PROBLEM:
The entries that follow should be written out exactly.

═══ DATA LISTING

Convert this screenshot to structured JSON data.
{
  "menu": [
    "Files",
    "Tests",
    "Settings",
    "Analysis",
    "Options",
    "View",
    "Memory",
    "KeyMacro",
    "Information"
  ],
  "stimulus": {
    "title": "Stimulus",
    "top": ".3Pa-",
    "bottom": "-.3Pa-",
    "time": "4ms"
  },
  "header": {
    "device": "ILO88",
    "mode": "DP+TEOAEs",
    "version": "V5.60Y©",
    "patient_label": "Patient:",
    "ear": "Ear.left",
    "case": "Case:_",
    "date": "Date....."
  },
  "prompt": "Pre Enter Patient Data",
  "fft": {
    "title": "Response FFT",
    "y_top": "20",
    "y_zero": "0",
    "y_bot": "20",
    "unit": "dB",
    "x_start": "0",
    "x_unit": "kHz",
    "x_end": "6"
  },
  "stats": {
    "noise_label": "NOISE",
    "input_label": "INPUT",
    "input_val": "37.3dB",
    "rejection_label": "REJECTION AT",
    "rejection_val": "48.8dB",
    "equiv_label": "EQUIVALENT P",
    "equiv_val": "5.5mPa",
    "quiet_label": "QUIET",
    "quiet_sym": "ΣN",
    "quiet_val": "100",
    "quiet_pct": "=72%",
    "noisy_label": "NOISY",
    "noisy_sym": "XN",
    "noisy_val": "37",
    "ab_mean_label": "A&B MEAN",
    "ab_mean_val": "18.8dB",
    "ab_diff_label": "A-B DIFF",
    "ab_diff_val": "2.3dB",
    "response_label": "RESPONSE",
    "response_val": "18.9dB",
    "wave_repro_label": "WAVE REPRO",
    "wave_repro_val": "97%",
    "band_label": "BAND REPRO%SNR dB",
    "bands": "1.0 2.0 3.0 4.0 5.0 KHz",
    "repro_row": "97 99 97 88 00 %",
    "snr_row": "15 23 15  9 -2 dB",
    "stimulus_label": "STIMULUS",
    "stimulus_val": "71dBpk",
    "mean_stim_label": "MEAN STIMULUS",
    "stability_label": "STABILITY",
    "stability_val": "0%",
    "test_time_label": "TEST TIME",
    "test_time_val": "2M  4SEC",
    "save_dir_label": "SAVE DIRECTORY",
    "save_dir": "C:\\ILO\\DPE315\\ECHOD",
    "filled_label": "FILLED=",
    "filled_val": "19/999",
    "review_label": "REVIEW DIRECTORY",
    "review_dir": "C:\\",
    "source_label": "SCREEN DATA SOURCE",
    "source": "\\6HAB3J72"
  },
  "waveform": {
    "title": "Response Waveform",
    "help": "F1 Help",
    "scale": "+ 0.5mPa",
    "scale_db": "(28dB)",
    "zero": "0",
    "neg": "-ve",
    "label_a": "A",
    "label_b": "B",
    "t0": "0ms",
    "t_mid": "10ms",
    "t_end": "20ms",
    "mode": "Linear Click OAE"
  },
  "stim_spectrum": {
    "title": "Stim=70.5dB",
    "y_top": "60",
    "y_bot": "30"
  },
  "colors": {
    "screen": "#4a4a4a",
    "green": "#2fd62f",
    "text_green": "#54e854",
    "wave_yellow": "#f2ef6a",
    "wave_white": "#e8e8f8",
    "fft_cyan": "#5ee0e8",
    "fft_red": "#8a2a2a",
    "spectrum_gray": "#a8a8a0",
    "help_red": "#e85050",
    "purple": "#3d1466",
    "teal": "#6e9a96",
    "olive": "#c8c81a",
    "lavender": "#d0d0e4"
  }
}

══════

ANSWER TO THE EXERCISE:
Convert this screenshot to structured JSON data.
{
  "menu": [
    "Files",
    "Tests",
    "Settings",
    "Analysis",
    "Options",
    "View",
    "Memory",
    "KeyMacro",
    "Information"
  ],
  "stimulus": {
    "title": "Stimulus",
    "top": ".3Pa-",
    "bottom": "-.3Pa-",
    "time": "4ms"
  },
  "header": {
    "device": "ILO88",
    "mode": "DP+TEOAEs",
    "version": "V5.60Y©",
    "patient_label": "Patient:",
    "ear": "Ear.left",
    "case": "Case:_",
    "date": "Date....."
  },
  "prompt": "Pre Enter Patient Data",
  "fft": {
    "title": "Response FFT",
    "y_top": "20",
    "y_zero": "0",
    "y_bot": "20",
    "unit": "dB",
    "x_start": "0",
    "x_unit": "kHz",
    "x_end": "6"
  },
  "stats": {
    "noise_label": "NOISE",
    "input_label": "INPUT",
    "input_val": "37.3dB",
    "rejection_label": "REJECTION AT",
    "rejection_val": "48.8dB",
    "equiv_label": "EQUIVALENT P",
    "equiv_val": "5.5mPa",
    "quiet_label": "QUIET",
    "quiet_sym": "ΣN",
    "quiet_val": "100",
    "quiet_pct": "=72%",
    "noisy_label": "NOISY",
    "noisy_sym": "XN",
    "noisy_val": "37",
    "ab_mean_label": "A&B MEAN",
    "ab_mean_val": "18.8dB",
    "ab_diff_label": "A-B DIFF",
    "ab_diff_val": "2.3dB",
    "response_label": "RESPONSE",
    "response_val": "18.9dB",
    "wave_repro_label": "WAVE REPRO",
    "wave_repro_val": "97%",
    "band_label": "BAND REPRO%SNR dB",
    "bands": "1.0 2.0 3.0 4.0 5.0 KHz",
    "repro_row": "97 99 97 88 00 %",
    "snr_row": "15 23 15  9 -2 dB",
    "stimulus_label": "STIMULUS",
    "stimulus_val": "71dBpk",
    "mean_stim_label": "MEAN STIMULUS",
    "stability_label": "STABILITY",
    "stability_val": "0%",
    "test_time_label": "TEST TIME",
    "test_time_val": "2M  4SEC",
    "save_dir_label": "SAVE DIRECTORY",
    "save_dir": "C:\\ILO\\DPE315\\ECHOD",
    "filled_label": "FILLED=",
    "filled_val": "19/999",
    "review_label": "REVIEW DIRECTORY",
    "review_dir": "C:\\",
    "source_label": "SCREEN DATA SOURCE",
    "source": "\\6HAB3J72"
  },
  "waveform": {
    "title": "Response Waveform",
    "help": "F1 Help",
    "scale": "+ 0.5mPa",
    "scale_db": "(28dB)",
    "zero": "0",
    "neg": "-ve",
    "label_a": "A",
    "label_b": "B",
    "t0": "0ms",
    "t_mid": "10ms",
    "t_end": "20ms",
    "mode": "Linear Click OAE"
  },
  "stim_spectrum": {
    "title": "Stim=70.5dB",
    "y_top": "60",
    "y_bot": "30"
  },
  "colors": {
    "screen": "#4a4a4a",
    "green": "#2fd62f",
    "text_green": "#54e854",
    "wave_yellow": "#f2ef6a",
    "wave_white": "#e8e8f8",
    "fft_cyan": "#5ee0e8",
    "fft_red": "#8a2a2a",
    "spectrum_gray": "#a8a8a0",
    "help_red": "#e85050",
    "purple": "#3d1466",
    "teal": "#6e9a96",
    "olive": "#c8c81a",
    "lavender": "#d0d0e4"
  }
}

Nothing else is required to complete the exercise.